Work item: Among the lines of the records, count those containing the word "Количество", then give the number alone.

Excerpts from a dataset:
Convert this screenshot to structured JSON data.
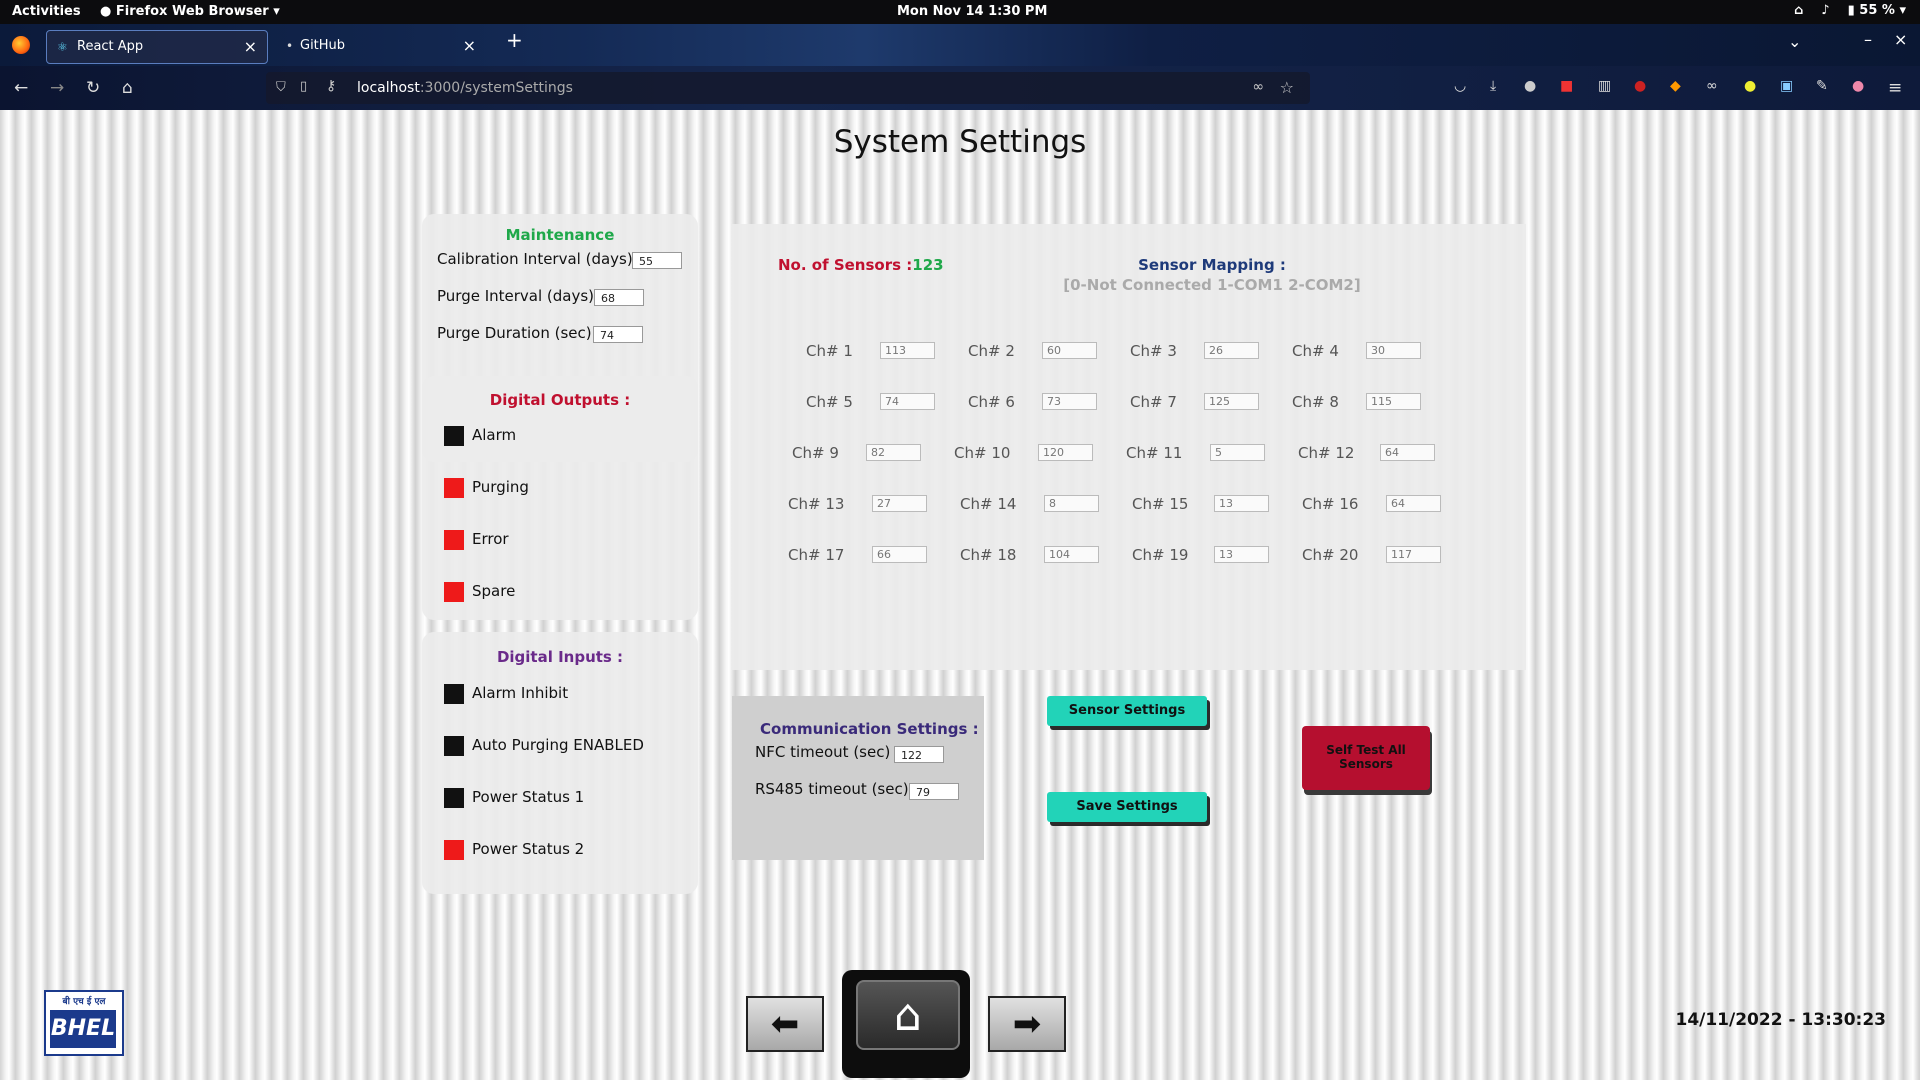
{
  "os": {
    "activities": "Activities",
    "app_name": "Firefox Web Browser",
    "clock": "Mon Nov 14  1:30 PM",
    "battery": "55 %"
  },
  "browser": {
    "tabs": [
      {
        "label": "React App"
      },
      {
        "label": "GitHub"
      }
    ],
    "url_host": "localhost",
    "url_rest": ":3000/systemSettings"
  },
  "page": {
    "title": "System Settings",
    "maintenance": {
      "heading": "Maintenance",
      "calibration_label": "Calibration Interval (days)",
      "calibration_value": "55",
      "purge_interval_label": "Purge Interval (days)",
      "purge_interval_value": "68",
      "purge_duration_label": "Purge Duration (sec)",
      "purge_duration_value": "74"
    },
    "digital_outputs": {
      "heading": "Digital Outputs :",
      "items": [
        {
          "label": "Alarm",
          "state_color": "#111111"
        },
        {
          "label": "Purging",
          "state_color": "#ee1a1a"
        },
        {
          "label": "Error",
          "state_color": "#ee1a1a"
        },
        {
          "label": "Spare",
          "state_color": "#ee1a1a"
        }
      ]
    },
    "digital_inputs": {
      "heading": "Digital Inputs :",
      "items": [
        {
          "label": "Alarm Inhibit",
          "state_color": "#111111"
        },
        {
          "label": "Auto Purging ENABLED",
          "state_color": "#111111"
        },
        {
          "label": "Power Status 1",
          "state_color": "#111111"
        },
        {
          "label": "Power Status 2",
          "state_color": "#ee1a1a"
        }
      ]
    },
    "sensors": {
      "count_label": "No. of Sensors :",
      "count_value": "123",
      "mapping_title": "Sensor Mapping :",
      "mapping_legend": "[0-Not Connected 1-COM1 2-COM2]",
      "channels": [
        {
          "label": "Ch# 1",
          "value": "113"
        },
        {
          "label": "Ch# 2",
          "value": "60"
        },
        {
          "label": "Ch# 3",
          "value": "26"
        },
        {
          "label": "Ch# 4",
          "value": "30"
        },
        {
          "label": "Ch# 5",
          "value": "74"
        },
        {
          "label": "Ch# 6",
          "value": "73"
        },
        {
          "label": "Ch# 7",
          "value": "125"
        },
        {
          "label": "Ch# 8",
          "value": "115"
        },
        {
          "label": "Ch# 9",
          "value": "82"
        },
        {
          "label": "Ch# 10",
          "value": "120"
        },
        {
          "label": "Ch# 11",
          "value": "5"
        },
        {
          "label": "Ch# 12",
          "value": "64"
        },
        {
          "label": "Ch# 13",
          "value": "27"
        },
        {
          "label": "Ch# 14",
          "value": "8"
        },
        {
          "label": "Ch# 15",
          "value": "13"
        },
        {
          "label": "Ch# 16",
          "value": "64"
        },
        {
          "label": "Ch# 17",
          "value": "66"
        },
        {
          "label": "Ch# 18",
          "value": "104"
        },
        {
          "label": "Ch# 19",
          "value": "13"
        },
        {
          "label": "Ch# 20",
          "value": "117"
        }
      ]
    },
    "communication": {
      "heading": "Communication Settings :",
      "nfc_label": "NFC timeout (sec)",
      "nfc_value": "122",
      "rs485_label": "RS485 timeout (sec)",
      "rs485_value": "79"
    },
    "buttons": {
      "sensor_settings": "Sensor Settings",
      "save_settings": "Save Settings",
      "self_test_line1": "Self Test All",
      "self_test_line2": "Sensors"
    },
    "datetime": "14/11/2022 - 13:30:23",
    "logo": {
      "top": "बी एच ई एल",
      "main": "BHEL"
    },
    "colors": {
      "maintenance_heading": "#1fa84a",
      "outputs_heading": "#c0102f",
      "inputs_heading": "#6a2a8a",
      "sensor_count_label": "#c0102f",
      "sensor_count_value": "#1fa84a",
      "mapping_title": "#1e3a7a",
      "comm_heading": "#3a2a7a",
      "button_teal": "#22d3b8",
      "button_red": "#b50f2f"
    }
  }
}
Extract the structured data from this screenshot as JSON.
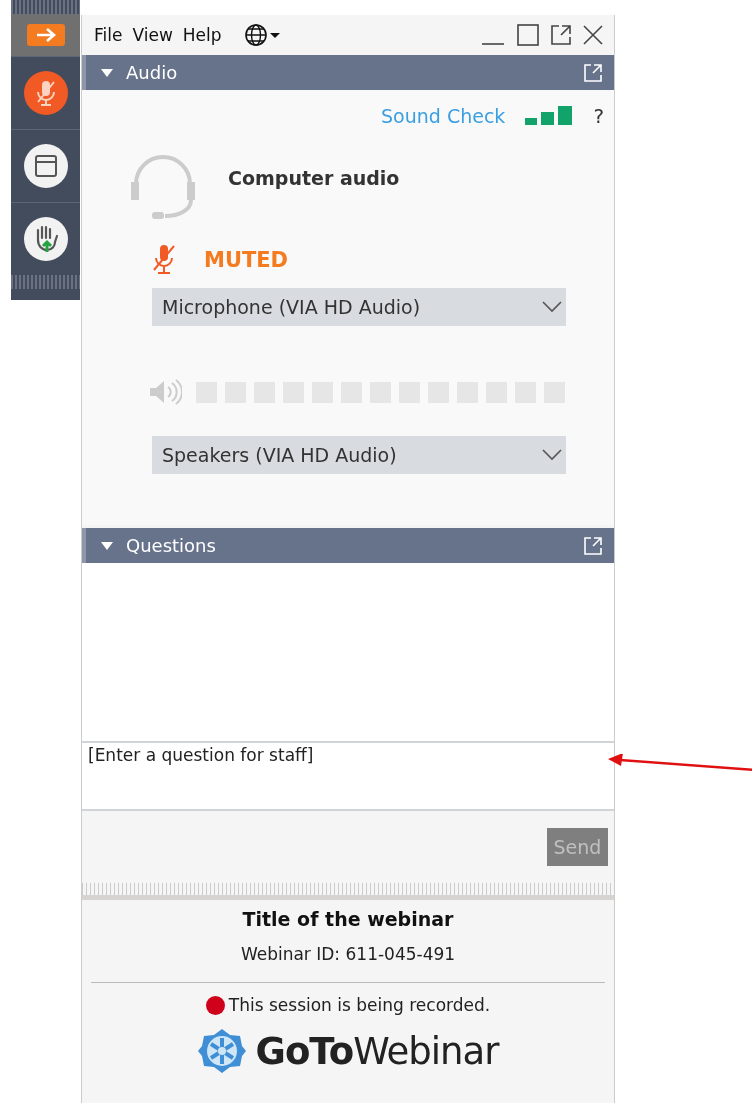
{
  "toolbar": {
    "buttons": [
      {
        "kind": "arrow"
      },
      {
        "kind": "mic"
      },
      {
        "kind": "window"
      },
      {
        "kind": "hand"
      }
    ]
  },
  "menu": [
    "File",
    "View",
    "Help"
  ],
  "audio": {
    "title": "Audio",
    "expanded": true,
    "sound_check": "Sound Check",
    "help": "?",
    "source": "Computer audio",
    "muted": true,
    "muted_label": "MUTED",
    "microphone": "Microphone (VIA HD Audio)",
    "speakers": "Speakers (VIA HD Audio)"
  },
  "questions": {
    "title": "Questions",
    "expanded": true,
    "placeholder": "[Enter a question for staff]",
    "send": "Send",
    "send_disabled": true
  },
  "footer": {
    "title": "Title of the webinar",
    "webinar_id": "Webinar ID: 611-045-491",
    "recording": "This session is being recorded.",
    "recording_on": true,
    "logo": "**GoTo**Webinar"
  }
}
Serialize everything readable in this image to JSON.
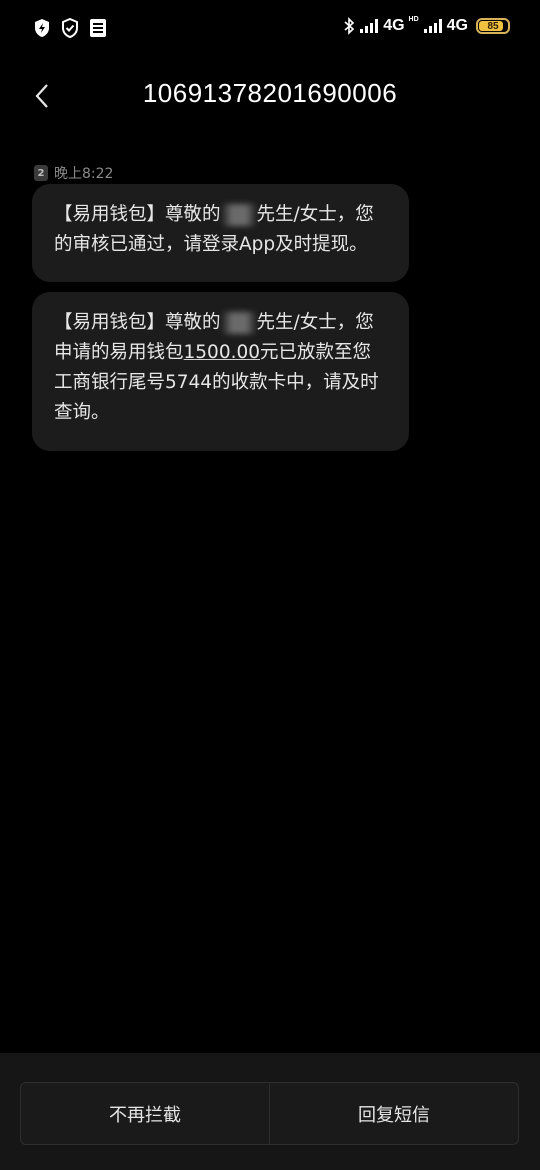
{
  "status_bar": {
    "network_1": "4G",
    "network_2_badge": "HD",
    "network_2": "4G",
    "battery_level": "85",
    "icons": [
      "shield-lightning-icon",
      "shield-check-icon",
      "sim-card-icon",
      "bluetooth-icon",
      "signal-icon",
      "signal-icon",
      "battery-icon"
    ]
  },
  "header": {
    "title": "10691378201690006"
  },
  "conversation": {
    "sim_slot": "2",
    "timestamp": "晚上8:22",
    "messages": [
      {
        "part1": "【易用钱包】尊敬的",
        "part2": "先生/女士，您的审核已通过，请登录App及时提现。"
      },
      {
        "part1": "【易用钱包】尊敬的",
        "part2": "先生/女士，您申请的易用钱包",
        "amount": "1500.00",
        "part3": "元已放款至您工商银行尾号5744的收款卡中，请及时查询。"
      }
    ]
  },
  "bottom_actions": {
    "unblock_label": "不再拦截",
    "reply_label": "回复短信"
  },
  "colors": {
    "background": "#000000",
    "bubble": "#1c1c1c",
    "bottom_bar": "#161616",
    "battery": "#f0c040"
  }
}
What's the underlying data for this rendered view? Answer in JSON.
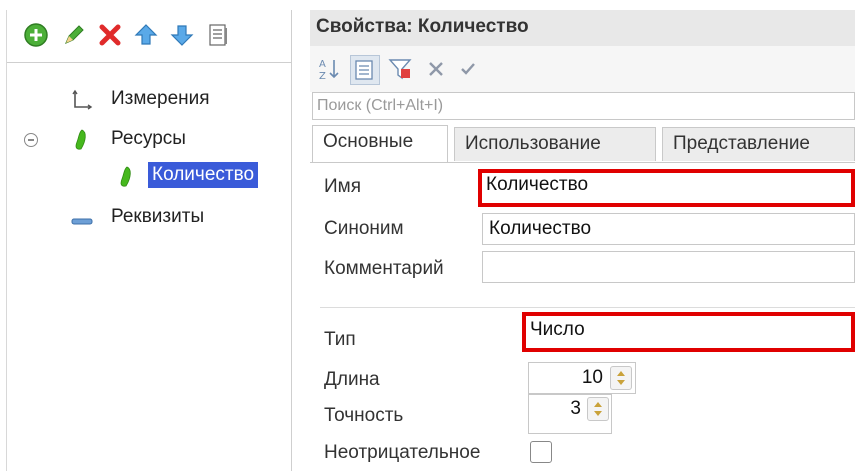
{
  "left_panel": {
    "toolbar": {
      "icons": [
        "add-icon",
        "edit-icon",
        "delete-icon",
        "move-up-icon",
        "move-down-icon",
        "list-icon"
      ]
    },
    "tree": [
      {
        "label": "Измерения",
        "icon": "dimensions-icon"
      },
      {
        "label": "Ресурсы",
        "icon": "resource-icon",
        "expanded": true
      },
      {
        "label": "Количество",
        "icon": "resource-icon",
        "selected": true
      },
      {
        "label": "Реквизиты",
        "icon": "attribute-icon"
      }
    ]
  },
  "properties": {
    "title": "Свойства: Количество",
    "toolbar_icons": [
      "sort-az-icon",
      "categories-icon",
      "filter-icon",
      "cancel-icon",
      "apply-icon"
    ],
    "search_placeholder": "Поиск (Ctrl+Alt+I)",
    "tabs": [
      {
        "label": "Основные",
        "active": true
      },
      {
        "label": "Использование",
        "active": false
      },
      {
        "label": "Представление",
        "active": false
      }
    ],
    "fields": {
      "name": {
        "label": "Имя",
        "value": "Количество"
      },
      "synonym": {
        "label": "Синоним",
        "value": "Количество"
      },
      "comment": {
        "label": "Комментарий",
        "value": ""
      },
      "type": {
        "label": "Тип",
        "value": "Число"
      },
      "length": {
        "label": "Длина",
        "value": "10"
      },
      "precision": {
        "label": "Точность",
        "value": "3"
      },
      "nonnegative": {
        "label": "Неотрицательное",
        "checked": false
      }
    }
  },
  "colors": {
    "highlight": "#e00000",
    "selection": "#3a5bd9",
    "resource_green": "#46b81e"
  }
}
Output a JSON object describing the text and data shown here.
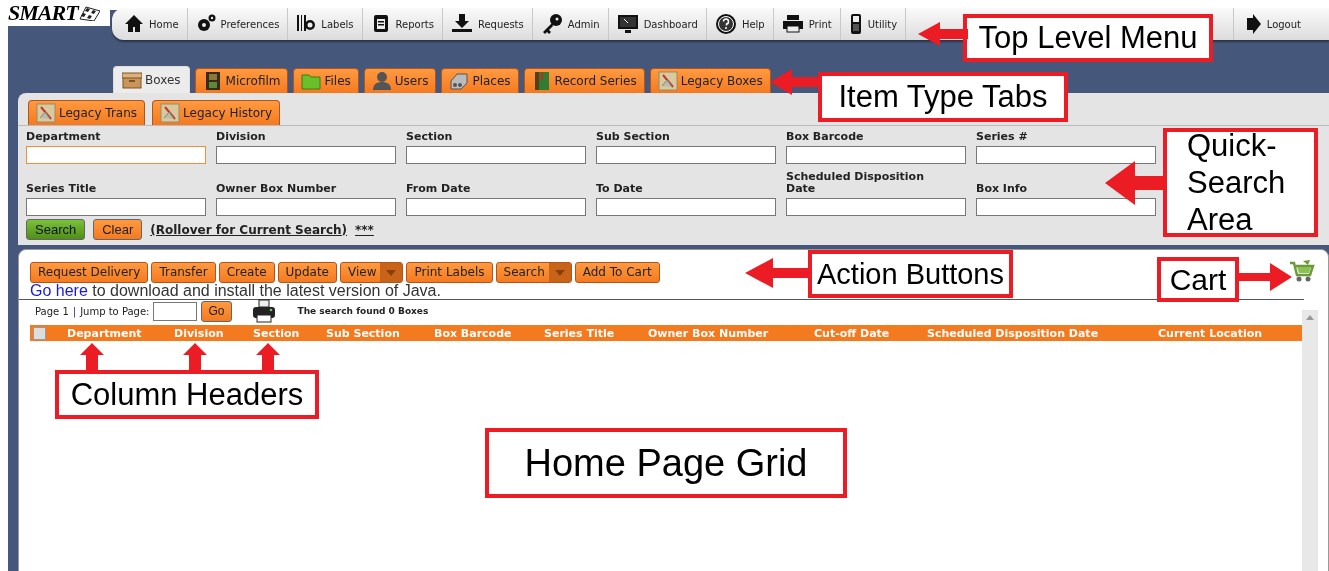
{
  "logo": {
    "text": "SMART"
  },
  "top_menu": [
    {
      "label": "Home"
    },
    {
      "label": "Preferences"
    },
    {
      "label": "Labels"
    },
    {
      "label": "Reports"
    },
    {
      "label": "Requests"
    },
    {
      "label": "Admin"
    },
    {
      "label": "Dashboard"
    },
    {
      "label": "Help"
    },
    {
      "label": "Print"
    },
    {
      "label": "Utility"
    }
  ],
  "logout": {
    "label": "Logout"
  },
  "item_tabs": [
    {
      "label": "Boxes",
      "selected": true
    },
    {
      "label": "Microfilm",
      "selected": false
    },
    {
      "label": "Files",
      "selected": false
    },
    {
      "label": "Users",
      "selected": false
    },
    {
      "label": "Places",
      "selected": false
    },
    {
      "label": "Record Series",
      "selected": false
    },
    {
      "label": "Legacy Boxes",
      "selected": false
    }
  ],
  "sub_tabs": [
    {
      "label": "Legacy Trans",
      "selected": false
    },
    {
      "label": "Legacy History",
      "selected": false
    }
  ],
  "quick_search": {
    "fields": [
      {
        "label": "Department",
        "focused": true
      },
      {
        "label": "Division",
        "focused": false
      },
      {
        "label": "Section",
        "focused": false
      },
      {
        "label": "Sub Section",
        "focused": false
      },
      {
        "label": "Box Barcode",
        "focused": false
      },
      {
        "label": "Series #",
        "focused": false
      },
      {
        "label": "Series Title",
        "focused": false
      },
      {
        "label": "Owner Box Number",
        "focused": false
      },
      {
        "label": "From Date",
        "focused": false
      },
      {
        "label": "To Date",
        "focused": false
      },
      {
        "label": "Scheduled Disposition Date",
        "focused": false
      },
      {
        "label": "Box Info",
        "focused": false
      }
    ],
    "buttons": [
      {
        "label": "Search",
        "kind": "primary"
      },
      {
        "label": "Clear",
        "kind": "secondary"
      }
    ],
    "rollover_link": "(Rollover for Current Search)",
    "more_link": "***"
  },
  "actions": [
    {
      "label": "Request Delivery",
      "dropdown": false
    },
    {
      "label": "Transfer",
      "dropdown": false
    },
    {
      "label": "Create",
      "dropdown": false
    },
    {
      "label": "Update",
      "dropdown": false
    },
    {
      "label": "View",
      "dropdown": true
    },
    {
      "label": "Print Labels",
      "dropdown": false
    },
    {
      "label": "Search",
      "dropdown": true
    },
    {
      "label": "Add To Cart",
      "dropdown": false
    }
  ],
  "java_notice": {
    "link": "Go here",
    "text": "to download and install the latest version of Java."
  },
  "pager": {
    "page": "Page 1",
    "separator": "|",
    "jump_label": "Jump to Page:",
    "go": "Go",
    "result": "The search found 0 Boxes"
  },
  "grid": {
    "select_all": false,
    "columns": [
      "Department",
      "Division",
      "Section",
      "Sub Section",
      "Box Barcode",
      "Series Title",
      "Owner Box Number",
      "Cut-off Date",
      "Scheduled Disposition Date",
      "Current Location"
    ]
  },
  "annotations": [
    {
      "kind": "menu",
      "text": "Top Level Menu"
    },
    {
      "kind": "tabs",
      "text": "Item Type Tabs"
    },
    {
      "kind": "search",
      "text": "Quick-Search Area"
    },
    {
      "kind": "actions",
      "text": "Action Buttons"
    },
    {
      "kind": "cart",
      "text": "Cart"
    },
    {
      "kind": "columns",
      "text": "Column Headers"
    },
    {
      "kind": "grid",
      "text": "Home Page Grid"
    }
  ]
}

Answer area: 4